One of the most fascinating parts of our recent trip to Central America was the daily shower. We had been warned about cold showers which are OK in a tropical climate but certainly not in 60 or 70 degree weather. Here’s a little information about our “shower” experience. Before I complain too much, this was in large part an outcome of our decision to stay in hostels or small inexpensive hotels.
As a person who loves a very warm shower, I never thought it was humanly possible to enjoy a cold shower. When I say “cold”, I mean that the water is the temperature of the public water system or whatever type of storage or holding tank is the source for the water, but for me that’s still a “cold shower”. In Honduras, Nicaragua, Costa Rica, Panama and Cartagena, there were no tears shed at shower time because it was 95 degrees outside – even I will admit that a cooler shower felt good. To sum it up, we traveled for a full month without a warm shower. I am still in disbelief that I survived it.
The Alternative Shower
We had so many experiences which are incredibly innovative – often out of need – I think there are quite a few lessons we N. Americans could learn if we could get over the thinking that environmentally conscious solutions would take us a step backward. For example, when it comes to warm showers, there is an alternative to water heaters which run constantly and burn gas or electricity. A “suicide shower” is a solution we could adopt. In fact, here’s a photo of some of the options:
Often called “suicide showers” by travelers, these showers have a single cold water line coming into the device (in fact, most homes didnn’t have a hot water line, even in the kitchen). As you can see, the “super ducha’s” are available in a variety of sizes and shapes – some have a wider shower head (but none of them have a Holiday Inn style smart spray!) A small pea-can sized heater within the shower head warms the water immediately when the faucet is turned on. There is one caveat – with a small stream of water, the temperature is nice and warm however a higher velocity resulted in cooler water. On average, the water was warm.
So why the name? The first time we encountered one of these strange-looking devices, I turned on the water and sparks flew. It didn’t take an electrical engineer to figure out that I shouldn’t step in. Instead, I notified the hotel staff and soon a workman came to rewire the shower, which looked something the one below but with more dangling wires.
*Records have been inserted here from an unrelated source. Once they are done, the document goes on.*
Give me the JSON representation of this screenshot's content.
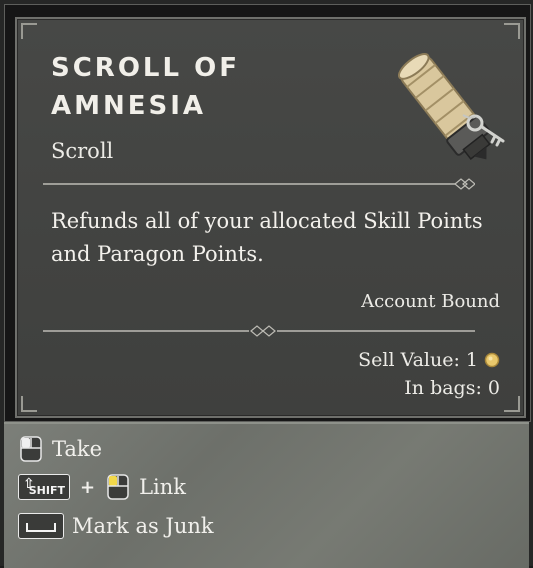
{
  "item": {
    "name_line1": "Scroll of",
    "name_line2": "Amnesia",
    "type": "Scroll",
    "description": "Refunds all of your allocated Skill Points and Paragon Points.",
    "binding": "Account Bound",
    "sell_value": "Sell Value: 1",
    "in_bags": "In bags: 0",
    "icon": "rolled-scroll-with-key-icon"
  },
  "actions": [
    {
      "label": "Take",
      "icon": "mouse-left-click-icon"
    },
    {
      "label": "Link",
      "key": "SHIFT",
      "plus": "+",
      "icon": "mouse-left-click-highlighted-icon"
    },
    {
      "label": "Mark as Junk",
      "icon": "spacebar-key-icon"
    }
  ],
  "colors": {
    "text": "#f1efe9",
    "panel": "#444543",
    "action_bar": "#737670",
    "coin": "#e9c86c"
  }
}
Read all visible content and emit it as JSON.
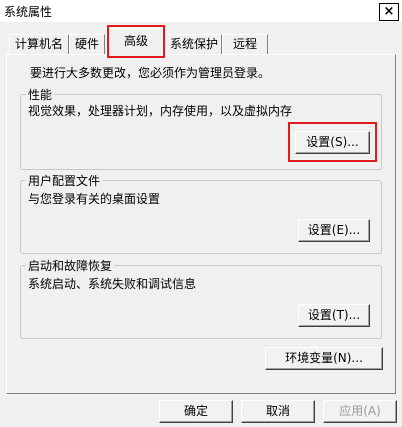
{
  "window": {
    "title": "系统属性",
    "close_glyph": "×"
  },
  "tabs": [
    {
      "label": "计算机名"
    },
    {
      "label": "硬件"
    },
    {
      "label": "高级"
    },
    {
      "label": "系统保护"
    },
    {
      "label": "远程"
    }
  ],
  "intro_text": "要进行大多数更改，您必须作为管理员登录。",
  "performance": {
    "title": "性能",
    "description": "视觉效果，处理器计划，内存使用，以及虚拟内存",
    "settings_label": "设置(S)..."
  },
  "user_profiles": {
    "title": "用户配置文件",
    "description": "与您登录有关的桌面设置",
    "settings_label": "设置(E)..."
  },
  "startup_recovery": {
    "title": "启动和故障恢复",
    "description": "系统启动、系统失败和调试信息",
    "settings_label": "设置(T)..."
  },
  "env_vars_label": "环境变量(N)...",
  "footer": {
    "ok": "确定",
    "cancel": "取消",
    "apply": "应用(A)"
  },
  "highlight_color": "#e01b1b"
}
As we met more travelers, we learned that my experience was quite common.
In one of our homestays, we showered under this modern beauty:
Last of all I want to mention that these showers are no reason to stay away from Central America as a travel destination, in fact it’s one of the dozens of experiences that make it a wonderful travel destination.